His trench coat is thrown on a rudimentary bed surrounded by small shelves filled with plaster figurines; an unfinished bust seats in the central pedestal, looking in the distance. He could be back any moment. “He” is Alberto Giacometti, and the space I am taking you to is his atelier in Paris. It might get crowded when he comes back: the space is tiny (only 23m² / less than 250 square feet) but this was where Giacometti felt comfortable. He never moved to a larger space when success came. In a sense, this is no surprise as you look at his stretched thin sculptures. For maybe, from the small confine of his atelier, he stood a chance to recreate the essence of a person using his sculpture, but also countless drawings of the same repeated motifs, as well as paintings of incredible complexity of line. Searching for truth, Giacometti tirelessly fashioned the heads and bodies of his sculptures, constantly reworking, repeating, reusing the same models who sometimes posed on a kitchen chair (see below) for more than 100 hours in the case of Isaku Yanaihara. His permanent fear of failure made him remove – each time more and more of the […]

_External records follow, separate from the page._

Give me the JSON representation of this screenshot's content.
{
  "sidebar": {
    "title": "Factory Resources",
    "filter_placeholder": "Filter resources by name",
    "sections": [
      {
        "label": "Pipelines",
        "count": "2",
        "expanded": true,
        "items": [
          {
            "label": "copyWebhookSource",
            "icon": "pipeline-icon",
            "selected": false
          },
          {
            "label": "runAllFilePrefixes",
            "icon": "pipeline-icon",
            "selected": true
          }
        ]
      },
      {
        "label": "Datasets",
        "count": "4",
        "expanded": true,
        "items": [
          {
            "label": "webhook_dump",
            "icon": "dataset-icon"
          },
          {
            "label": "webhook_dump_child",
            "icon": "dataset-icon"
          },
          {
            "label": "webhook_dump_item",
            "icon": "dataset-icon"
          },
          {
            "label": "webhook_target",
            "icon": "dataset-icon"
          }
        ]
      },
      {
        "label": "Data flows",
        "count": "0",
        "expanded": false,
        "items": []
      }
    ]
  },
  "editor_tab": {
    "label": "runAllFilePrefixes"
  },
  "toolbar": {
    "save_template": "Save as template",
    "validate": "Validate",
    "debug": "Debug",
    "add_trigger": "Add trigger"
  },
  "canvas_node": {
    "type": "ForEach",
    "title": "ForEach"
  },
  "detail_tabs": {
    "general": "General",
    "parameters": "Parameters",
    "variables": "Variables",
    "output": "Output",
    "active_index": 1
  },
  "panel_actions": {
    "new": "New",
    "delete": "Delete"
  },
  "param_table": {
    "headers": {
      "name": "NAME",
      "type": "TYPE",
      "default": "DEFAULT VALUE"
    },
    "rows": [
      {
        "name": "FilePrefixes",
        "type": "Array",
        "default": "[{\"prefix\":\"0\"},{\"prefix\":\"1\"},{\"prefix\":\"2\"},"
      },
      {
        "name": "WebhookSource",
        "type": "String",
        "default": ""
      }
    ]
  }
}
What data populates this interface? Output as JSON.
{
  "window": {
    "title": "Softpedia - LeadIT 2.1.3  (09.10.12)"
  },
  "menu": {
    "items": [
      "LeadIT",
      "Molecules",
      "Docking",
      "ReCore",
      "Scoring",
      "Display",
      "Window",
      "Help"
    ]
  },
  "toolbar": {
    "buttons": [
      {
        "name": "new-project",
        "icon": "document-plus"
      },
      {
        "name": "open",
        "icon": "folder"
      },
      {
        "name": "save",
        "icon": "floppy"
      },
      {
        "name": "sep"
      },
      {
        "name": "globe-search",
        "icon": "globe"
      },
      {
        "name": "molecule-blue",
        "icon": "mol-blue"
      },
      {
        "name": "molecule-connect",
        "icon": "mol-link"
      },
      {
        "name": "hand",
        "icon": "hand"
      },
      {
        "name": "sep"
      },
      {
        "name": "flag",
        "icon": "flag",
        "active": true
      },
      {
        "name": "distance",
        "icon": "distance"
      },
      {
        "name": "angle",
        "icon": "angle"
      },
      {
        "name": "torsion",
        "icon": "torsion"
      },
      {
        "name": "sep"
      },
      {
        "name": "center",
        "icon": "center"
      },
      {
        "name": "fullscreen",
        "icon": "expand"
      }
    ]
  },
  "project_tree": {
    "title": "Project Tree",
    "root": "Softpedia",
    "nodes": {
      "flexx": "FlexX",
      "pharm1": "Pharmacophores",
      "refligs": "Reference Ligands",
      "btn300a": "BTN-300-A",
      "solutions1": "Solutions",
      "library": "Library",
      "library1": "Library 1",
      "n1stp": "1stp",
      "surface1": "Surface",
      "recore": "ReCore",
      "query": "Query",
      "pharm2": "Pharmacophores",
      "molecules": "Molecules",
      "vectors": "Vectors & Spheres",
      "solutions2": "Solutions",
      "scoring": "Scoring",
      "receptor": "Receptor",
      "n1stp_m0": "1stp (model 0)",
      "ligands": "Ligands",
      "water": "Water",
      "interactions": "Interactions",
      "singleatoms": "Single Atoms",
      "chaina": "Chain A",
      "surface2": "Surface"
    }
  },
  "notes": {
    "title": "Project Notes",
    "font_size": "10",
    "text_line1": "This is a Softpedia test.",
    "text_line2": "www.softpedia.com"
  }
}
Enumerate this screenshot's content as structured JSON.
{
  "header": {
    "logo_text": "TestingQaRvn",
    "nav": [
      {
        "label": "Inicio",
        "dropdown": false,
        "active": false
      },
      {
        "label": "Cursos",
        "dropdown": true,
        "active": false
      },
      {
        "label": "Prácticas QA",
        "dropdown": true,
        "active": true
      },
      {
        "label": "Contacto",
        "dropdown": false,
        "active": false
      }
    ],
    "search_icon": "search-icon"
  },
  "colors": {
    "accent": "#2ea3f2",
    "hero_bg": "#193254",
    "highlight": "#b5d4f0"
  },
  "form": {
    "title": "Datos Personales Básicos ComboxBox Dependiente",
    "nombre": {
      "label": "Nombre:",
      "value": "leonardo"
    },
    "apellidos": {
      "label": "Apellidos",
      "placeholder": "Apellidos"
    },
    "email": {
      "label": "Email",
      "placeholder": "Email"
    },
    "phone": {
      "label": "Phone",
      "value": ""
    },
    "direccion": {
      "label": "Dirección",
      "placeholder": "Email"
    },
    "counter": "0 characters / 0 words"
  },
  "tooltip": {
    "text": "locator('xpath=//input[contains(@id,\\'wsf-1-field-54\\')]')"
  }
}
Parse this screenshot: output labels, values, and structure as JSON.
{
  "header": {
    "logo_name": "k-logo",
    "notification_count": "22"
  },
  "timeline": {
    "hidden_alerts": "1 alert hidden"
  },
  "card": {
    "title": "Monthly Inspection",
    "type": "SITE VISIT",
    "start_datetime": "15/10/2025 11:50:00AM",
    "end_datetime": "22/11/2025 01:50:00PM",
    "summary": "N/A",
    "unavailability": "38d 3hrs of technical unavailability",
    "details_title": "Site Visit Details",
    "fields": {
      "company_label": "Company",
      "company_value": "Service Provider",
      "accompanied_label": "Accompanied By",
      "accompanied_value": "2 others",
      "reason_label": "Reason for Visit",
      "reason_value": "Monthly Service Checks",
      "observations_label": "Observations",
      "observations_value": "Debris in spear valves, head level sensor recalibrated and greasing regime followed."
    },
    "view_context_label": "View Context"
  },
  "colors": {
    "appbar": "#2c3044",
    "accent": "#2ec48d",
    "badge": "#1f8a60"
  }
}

Visiting the Heavenly Bodies exhibition straight from a red-eye flight was equivalent to waking up in art and fashion heaven. And I got blessed being the first one in, meaning my pictures are relatively crowd-free compared to what you can see elsewhere. So seek the limelight, walk the red carpet, your eyes might even see some angels! Spanning both the Metropolitan Museum of Art on 5th Avenue and their Cloisters location perched on the highest point of Manhattan, Heavenly Bodies is truly a visual tour-de-force. Let’s face it, if I tell you “come with me to the museum, there is this fantastic exhibition on medieval art at the Met”, I can already hear a thousand excuses. And I am with you: despite having come to appreciate how rich this art can be during my Art History studies, I would not put Medieval or Renaissance art on my walls. But what about if Byzantine art comes with this little Dolce & Gabana number? With Heavenly Bodies, there are many mutually reinforcing forces at play, and they all compel the viewers to look and learn from this cleverly orchestrated dialogue between past, present and future. Perhaps finding mannequins wearing haute couture gowns […]
Honoured to travel with the San Diego Museum of Contemporary Art, I had the opportunity to lunch and look into Nick Cave’s eyes last week. What struck me besides an incredible kindness, was the intensity of those eyes. They translate his double vision of the world perfectly: how intensely he sees and feels the divides plaguing our society and how resolute he is to shake this, with a dance and many Soundsuits.